A Subscription for Search Terms

The Plaintiffs in the class action case involving claims false advertising and unfair competition over automatic renewal of magazine subscriptions found a new spin of this often litigated dispute over search terms: a motion to compel the Defendants to produce all responsive ESI, regardless of whether it was a hit or not to search terms. Price v. Synapse Grp., Inc., 2018 U.S. Dist. LEXIS 155637, at *2-3, *17-18 (S.D. Cal. Sep. 12, 2018).

The Defendants were willing to produce responsive ESI with customer information redacted. However, there was a dispute over the meaning of a section of the ESI Stipulation. The disputed section stated, “ESI that is known to a Party to be responsive to a discovery request or relevant to the subject matter of this action may not be withheld on the grounds that it was not identified as responsive by the protocol described in, or developed in accordance with, this Order.” Price, *19.

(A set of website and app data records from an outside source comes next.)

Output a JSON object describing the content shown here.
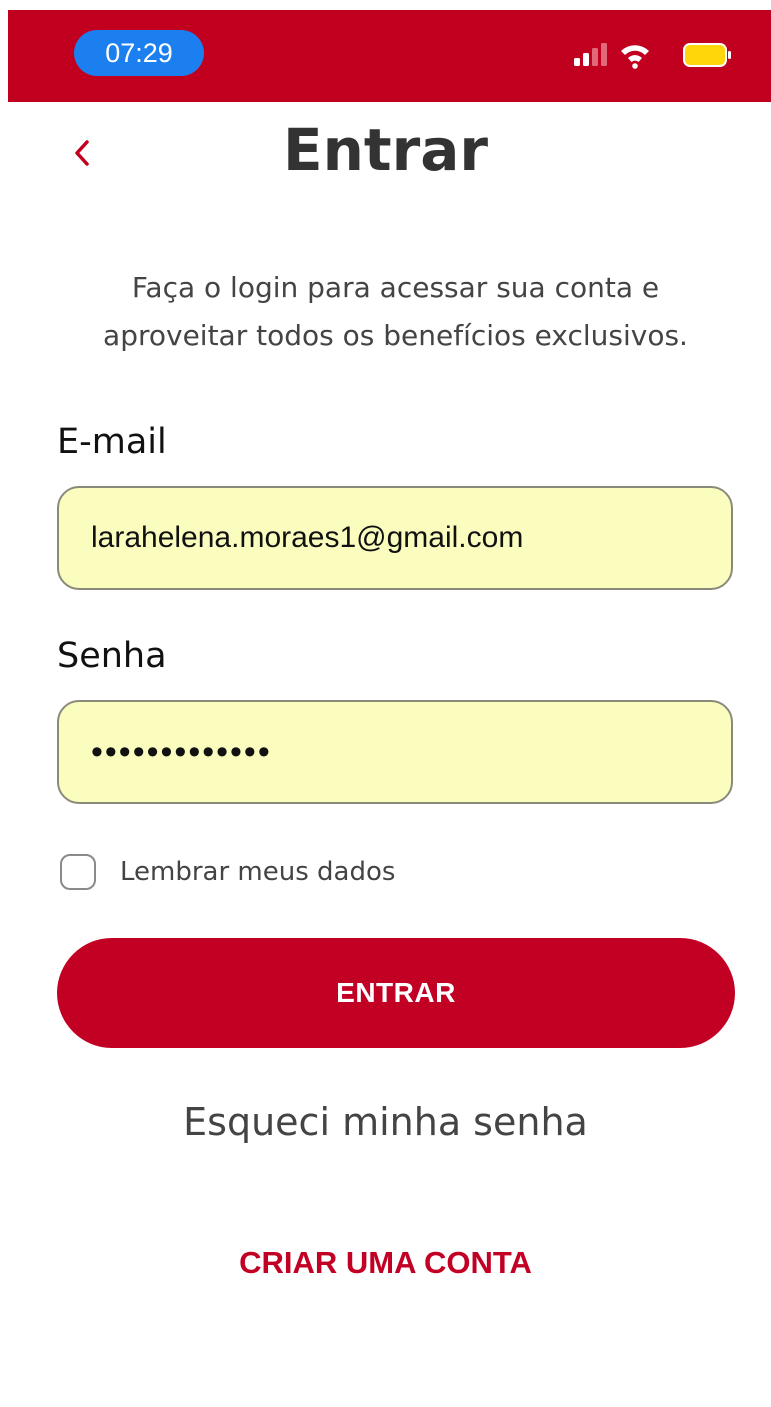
{
  "status_bar": {
    "time": "07:29",
    "icons": [
      "signal-icon",
      "wifi-icon",
      "battery-icon"
    ]
  },
  "header": {
    "back_icon": "chevron-left-icon",
    "title": "Entrar"
  },
  "subtitle": {
    "line1": "Faça o login para acessar sua conta e",
    "line2": "aproveitar todos os benefícios exclusivos."
  },
  "form": {
    "email_label": "E-mail",
    "email_value": "larahelena.moraes1@gmail.com",
    "password_label": "Senha",
    "password_value": "•••••••••••••",
    "remember_label": "Lembrar meus dados",
    "remember_checked": false,
    "submit_label": "ENTRAR"
  },
  "links": {
    "forgot": "Esqueci minha senha",
    "create": "CRIAR UMA CONTA"
  },
  "colors": {
    "brand": "#c0001e",
    "time_pill": "#1c7ff0",
    "field_bg": "#fbfdbf",
    "battery": "#ffd60a"
  }
}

This provision resulted in the fight between the parties’ production duties. The Plaintiffs claimed the Defendants “were likely” to have responsive ESI, thus were obligated to produce ESI that custodians in a specific division were aware of, whether or not the ESI was ever a hit to search terms. The Defendants balked at this position, claiming it would require them to interview every custodian in the case and “obliterate” the need for the ESI Stipulation. Price, *18.

The Court reversed itself on the specific provision of the ESI Order, because the term “known” was vague based on how the Plaintiffs were trying to apply the provision. Under the Plaintiff’s logic, the Defendants would have to interview every employee to identify responsive ESI the custodian knew about for production. The Court explained they parties had agreed to custodians and search terms to identify responsive ESI. As such, the Court denied the motion to compel, but was concerned with the Defendants were not producing responsive ESI. If the Plaintiffs believed ESI was withheld, they were to meet and confer with the Defendants and could file another motion to compel. Price, *20-21.

Bow Tie Thoughts

Lawyers excel at finding new and exciting ways to fight over words. If parties in a large and complex case develop an ESI Stipulation, it is usually to focus on the merits of the case in a cost-effective manner. In the above case, concerns over inadequate productions devolved into motion practice over the reading of a stipulation. Another strategy the Plaintiffs could have attempted was to challenge the adequacy of the Defendants’ production, highlighting the lack of ESI from specific custodians. The requesting party would have to prove the production is unreasonable in order to challenge the sufficiency of a production. If there were missing group of custodians, that would be a red flag a production was unreasonable. However, that was not the argument the Plaintiffs made to the Court. Time will tell if there is a “part 2” to this case.

Josh Gilliland is a California attorney who focuses his practice on eDiscovery. Josh is the co-creator of The Legal Geeks, which has made the ABA Journal Top Blawg 100 Blawg from 2013 to 2016, the Web 100 from 2017 to 2018, and was nominated for Best Podcast for the 2015 Geekie Awards. Josh has presented at legal conferences and comic book conventions across the United States. He also ties a mean bow tie.